Start of Data for review

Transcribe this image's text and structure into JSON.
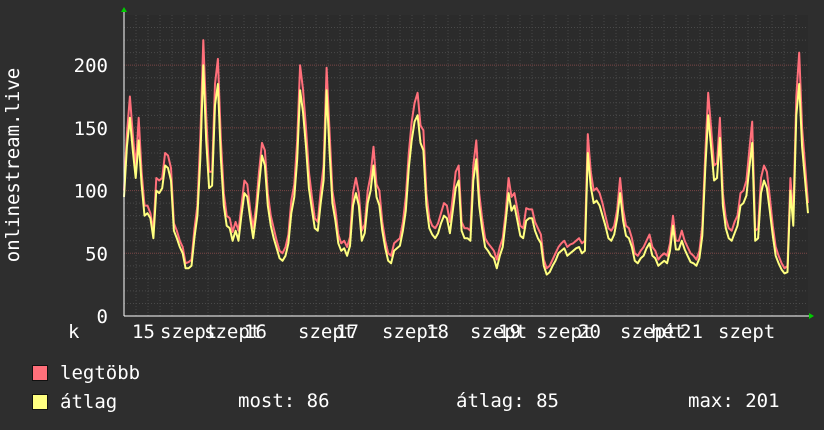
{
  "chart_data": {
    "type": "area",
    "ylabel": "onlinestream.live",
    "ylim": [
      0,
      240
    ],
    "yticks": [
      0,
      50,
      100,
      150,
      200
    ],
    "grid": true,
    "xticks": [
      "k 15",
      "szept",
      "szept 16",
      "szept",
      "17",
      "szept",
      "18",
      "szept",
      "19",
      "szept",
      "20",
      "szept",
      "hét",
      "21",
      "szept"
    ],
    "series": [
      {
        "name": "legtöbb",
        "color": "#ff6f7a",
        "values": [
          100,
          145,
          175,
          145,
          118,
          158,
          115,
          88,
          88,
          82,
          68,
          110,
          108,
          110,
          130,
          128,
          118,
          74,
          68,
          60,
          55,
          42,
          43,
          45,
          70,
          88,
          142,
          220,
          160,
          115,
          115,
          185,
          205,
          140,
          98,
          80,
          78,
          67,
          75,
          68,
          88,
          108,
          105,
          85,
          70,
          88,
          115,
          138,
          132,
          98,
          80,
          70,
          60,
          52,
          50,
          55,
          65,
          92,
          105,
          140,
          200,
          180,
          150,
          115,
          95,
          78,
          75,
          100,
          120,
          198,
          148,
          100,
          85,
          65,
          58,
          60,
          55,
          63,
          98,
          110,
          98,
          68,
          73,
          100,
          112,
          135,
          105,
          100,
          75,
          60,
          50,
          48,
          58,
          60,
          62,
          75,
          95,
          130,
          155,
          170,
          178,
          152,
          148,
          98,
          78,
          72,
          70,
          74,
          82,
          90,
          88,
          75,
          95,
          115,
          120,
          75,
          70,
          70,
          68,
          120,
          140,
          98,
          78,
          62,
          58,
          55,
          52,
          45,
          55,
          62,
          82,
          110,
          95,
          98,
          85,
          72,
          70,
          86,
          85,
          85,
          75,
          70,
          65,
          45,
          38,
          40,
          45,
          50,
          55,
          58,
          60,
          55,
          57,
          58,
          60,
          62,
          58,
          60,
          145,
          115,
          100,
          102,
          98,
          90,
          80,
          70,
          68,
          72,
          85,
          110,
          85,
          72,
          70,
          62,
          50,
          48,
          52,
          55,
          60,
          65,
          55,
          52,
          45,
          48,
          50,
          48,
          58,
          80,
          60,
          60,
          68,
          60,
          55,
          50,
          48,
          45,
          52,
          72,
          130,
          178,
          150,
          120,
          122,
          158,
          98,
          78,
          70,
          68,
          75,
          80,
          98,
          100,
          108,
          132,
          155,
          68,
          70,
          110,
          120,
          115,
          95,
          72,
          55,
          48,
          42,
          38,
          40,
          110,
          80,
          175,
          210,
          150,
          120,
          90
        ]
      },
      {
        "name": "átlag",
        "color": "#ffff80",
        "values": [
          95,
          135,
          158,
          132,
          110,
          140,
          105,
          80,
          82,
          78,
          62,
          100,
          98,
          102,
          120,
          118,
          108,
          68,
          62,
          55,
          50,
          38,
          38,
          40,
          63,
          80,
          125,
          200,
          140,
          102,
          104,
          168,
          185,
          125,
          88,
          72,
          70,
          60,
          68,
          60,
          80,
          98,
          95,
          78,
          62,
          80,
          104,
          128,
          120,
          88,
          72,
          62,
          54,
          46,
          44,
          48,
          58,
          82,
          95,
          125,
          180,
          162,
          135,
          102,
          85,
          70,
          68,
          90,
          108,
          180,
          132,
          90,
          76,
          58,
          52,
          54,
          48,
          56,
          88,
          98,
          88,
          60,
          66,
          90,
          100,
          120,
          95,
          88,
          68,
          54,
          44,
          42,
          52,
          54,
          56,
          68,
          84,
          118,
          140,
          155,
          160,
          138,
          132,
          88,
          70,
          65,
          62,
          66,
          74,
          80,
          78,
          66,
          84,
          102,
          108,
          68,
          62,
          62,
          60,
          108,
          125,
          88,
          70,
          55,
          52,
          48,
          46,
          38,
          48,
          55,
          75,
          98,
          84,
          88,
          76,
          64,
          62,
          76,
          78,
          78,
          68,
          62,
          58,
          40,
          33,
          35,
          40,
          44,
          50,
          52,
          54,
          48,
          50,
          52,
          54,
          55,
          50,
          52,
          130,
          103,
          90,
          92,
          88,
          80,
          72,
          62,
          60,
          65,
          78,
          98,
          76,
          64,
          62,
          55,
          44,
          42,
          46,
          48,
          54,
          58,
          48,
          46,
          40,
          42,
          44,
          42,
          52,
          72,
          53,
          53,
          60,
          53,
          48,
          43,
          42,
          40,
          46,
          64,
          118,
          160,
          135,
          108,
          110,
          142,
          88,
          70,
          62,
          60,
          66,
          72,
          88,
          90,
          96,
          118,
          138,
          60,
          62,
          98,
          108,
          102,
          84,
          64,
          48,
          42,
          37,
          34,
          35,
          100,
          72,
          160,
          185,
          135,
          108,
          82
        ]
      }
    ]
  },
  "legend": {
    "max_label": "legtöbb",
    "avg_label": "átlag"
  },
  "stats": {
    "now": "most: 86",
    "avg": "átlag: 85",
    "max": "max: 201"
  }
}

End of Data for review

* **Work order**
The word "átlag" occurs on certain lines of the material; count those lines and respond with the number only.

* **Solution for this task**
3